By 1983, Synth Pop was a full on sensation, as the warm, indulgent jams were dominating the charts and giving future dads everywhere a run for their money. The year included classic records from Tears for Fears, Talking Heads, and New Order, along with mega hit earworm singles like “Sweet Dreams (Are Made of These)” from Eurythmics. The powerful footprint of synthpop would of course lead to to a ripple effect into the nineties, directly influencing the dream pop vibes of Cocteau Twins in the 90s along with the hazy reverb of Shoegaze with bands like My Bloody Valentine.
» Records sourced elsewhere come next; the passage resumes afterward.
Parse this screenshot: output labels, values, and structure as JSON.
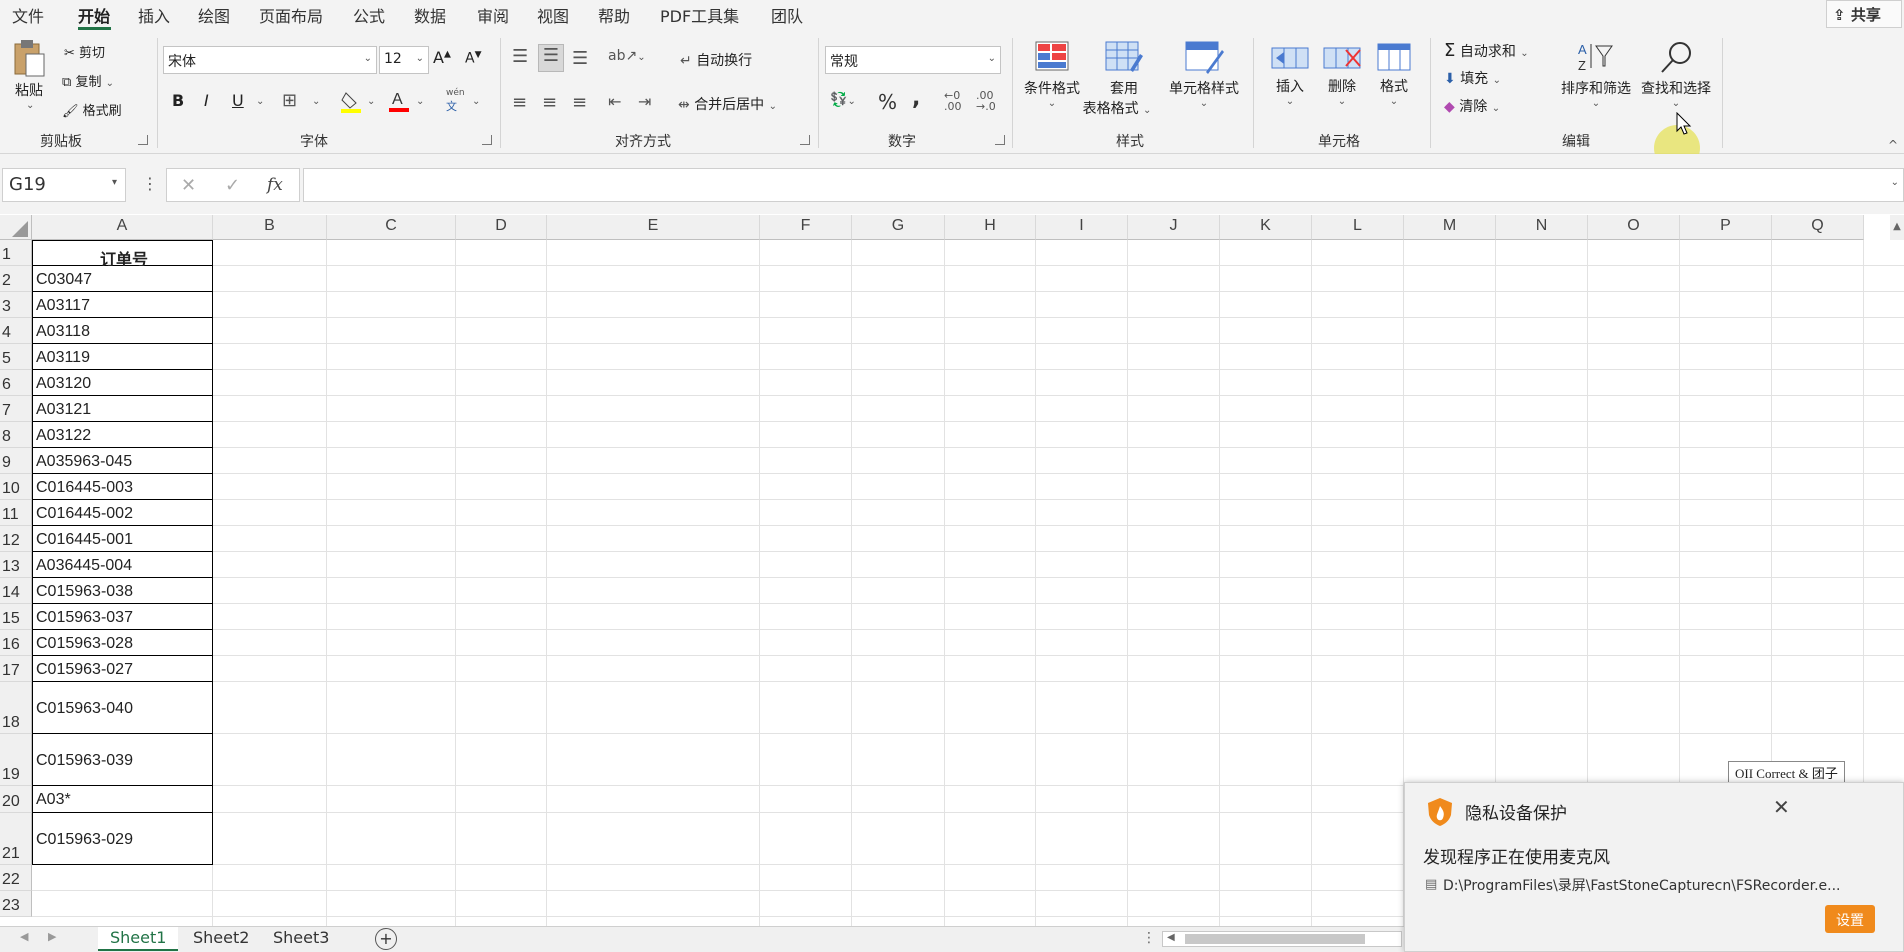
{
  "menubar": {
    "tabs": [
      "文件",
      "开始",
      "插入",
      "绘图",
      "页面布局",
      "公式",
      "数据",
      "审阅",
      "视图",
      "帮助",
      "PDF工具集",
      "团队"
    ],
    "active_tab": "开始",
    "share": "共享"
  },
  "clipboard": {
    "paste": "粘贴",
    "cut": "剪切",
    "copy": "复制",
    "format_painter": "格式刷",
    "group": "剪贴板"
  },
  "font": {
    "name": "宋体",
    "size": "12",
    "bold": "B",
    "italic": "I",
    "underline": "U",
    "phonetic": "wén",
    "group": "字体",
    "font_color": "#ff0000",
    "fill_color": "#ffff00"
  },
  "alignment": {
    "wrap": "自动换行",
    "merge": "合并后居中",
    "group": "对齐方式"
  },
  "number": {
    "format": "常规",
    "percent": "%",
    "comma": ",",
    "group": "数字"
  },
  "styles": {
    "conditional": "条件格式",
    "table_line1": "套用",
    "table_line2": "表格格式",
    "cell_styles": "单元格样式",
    "group": "样式"
  },
  "cells": {
    "insert": "插入",
    "delete": "删除",
    "format": "格式",
    "group": "单元格"
  },
  "editing": {
    "autosum": "自动求和",
    "fill": "填充",
    "clear": "清除",
    "sort": "排序和筛选",
    "find": "查找和选择",
    "group": "编辑"
  },
  "formula_bar": {
    "name_box": "G19",
    "cancel": "✕",
    "enter": "✓",
    "fx": "fx",
    "value": ""
  },
  "columns": [
    "A",
    "B",
    "C",
    "D",
    "E",
    "F",
    "G",
    "H",
    "I",
    "J",
    "K",
    "L",
    "M",
    "N",
    "O",
    "P",
    "Q"
  ],
  "rows": [
    "1",
    "2",
    "3",
    "4",
    "5",
    "6",
    "7",
    "8",
    "9",
    "10",
    "11",
    "12",
    "13",
    "14",
    "15",
    "16",
    "17",
    "18",
    "19",
    "20",
    "21",
    "22",
    "23"
  ],
  "cells_A": [
    "订单号",
    "C03047",
    "A03117",
    "A03118",
    "A03119",
    "A03120",
    "A03121",
    "A03122",
    "A035963-045",
    "C016445-003",
    "C016445-002",
    "C016445-001",
    "A036445-004",
    "C015963-038",
    "C015963-037",
    "C015963-028",
    "C015963-027",
    "C015963-040",
    "C015963-039",
    "A03*",
    "C015963-029"
  ],
  "sheets": [
    "Sheet1",
    "Sheet2",
    "Sheet3"
  ],
  "active_sheet": "Sheet1",
  "tooltip": "OII Correct & 团子",
  "popup": {
    "title": "隐私设备保护",
    "message": "发现程序正在使用麦克风",
    "path": "D:\\ProgramFiles\\录屏\\FastStoneCapturecn\\FSRecorder.e...",
    "button": "设置",
    "close": "✕"
  }
}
The influence of synth legends is alive and thriving today, as the 80’s aesthetics have made their way back around through modern heavyweights like MGMT, Animal Collective, and M83. It’s even prominent in today’s mega hits, with Lady Gaga, The Weeknd, and Justin Beiber using the 80s pop as a point of reference too. The synth, much like the spirit of Ian Curtis, can truly never die. It can only evolve and be reborn into something new.